***** Materials provided *****
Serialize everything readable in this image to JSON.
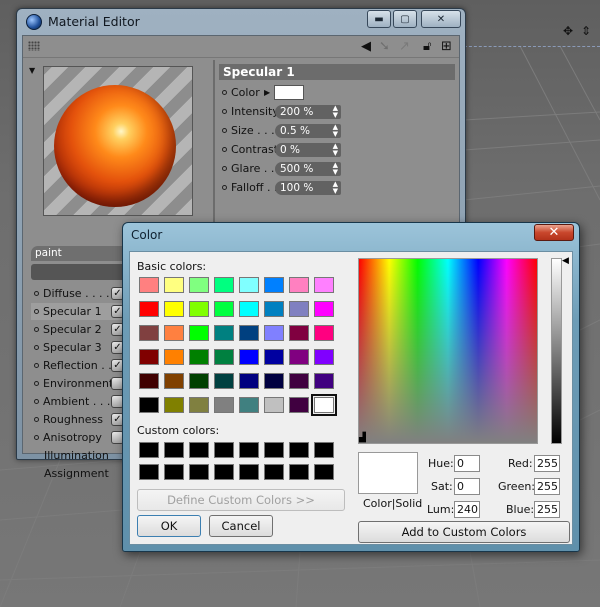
{
  "material_editor": {
    "title": "Material Editor",
    "material_name": "paint",
    "channels": [
      {
        "label": "Diffuse . . . .",
        "checked": true,
        "dot": true
      },
      {
        "label": "Specular 1",
        "checked": true,
        "dot": true,
        "selected": true
      },
      {
        "label": "Specular 2",
        "checked": true,
        "dot": true
      },
      {
        "label": "Specular 3",
        "checked": true,
        "dot": true
      },
      {
        "label": "Reflection . .",
        "checked": true,
        "dot": true
      },
      {
        "label": "Environment",
        "checked": false,
        "dot": true
      },
      {
        "label": "Ambient . . .",
        "checked": false,
        "dot": true
      },
      {
        "label": "Roughness",
        "checked": true,
        "dot": true
      },
      {
        "label": "Anisotropy",
        "checked": false,
        "dot": true
      },
      {
        "label": "Illumination",
        "checked": null,
        "dot": false
      },
      {
        "label": "Assignment",
        "checked": null,
        "dot": false
      }
    ],
    "section_title": "Specular 1",
    "color_label": "Color",
    "properties": [
      {
        "label": "Intensity",
        "value": "200 %"
      },
      {
        "label": "Size . . .",
        "value": "0.5 %"
      },
      {
        "label": "Contrast",
        "value": "0 %"
      },
      {
        "label": "Glare . .",
        "value": "500 %"
      },
      {
        "label": "Falloff . .",
        "value": "100 %"
      }
    ],
    "preview_colors": {
      "sphere": "#e4520c",
      "stripes_light": "#b5b5b5",
      "stripes_dark": "#8d8d8d"
    }
  },
  "color_dialog": {
    "title": "Color",
    "close_label": "✕",
    "basic_colors_label": "Basic colors:",
    "basic_colors": [
      "#ff8080",
      "#ffff80",
      "#80ff80",
      "#00ff80",
      "#80ffff",
      "#0080ff",
      "#ff80c0",
      "#ff80ff",
      "#ff0000",
      "#ffff00",
      "#80ff00",
      "#00ff40",
      "#00ffff",
      "#0080c0",
      "#8080c0",
      "#ff00ff",
      "#804040",
      "#ff8040",
      "#00ff00",
      "#008080",
      "#004080",
      "#8080ff",
      "#800040",
      "#ff0080",
      "#800000",
      "#ff8000",
      "#008000",
      "#008040",
      "#0000ff",
      "#0000a0",
      "#800080",
      "#8000ff",
      "#400000",
      "#804000",
      "#004000",
      "#004040",
      "#000080",
      "#000040",
      "#400040",
      "#400080",
      "#000000",
      "#808000",
      "#808040",
      "#808080",
      "#408080",
      "#c0c0c0",
      "#400040",
      "#ffffff"
    ],
    "selected_index": 47,
    "custom_colors_label": "Custom colors:",
    "custom_colors": [
      "#000000",
      "#000000",
      "#000000",
      "#000000",
      "#000000",
      "#000000",
      "#000000",
      "#000000",
      "#000000",
      "#000000",
      "#000000",
      "#000000",
      "#000000",
      "#000000",
      "#000000",
      "#000000"
    ],
    "define_custom_label": "Define Custom Colors >>",
    "ok_label": "OK",
    "cancel_label": "Cancel",
    "color_solid_label": "Color|Solid",
    "hue_label": "Hue:",
    "hue": "0",
    "sat_label": "Sat:",
    "sat": "0",
    "lum_label": "Lum:",
    "lum": "240",
    "red_label": "Red:",
    "red": "255",
    "green_label": "Green:",
    "green": "255",
    "blue_label": "Blue:",
    "blue": "255",
    "add_custom_label": "Add to Custom Colors"
  }
}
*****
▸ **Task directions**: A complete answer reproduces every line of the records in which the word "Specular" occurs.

▸ **Result of the task**:
        "label": "Specular 1",
        "label": "Specular 2",
        "label": "Specular 3",
    "section_title": "Specular 1",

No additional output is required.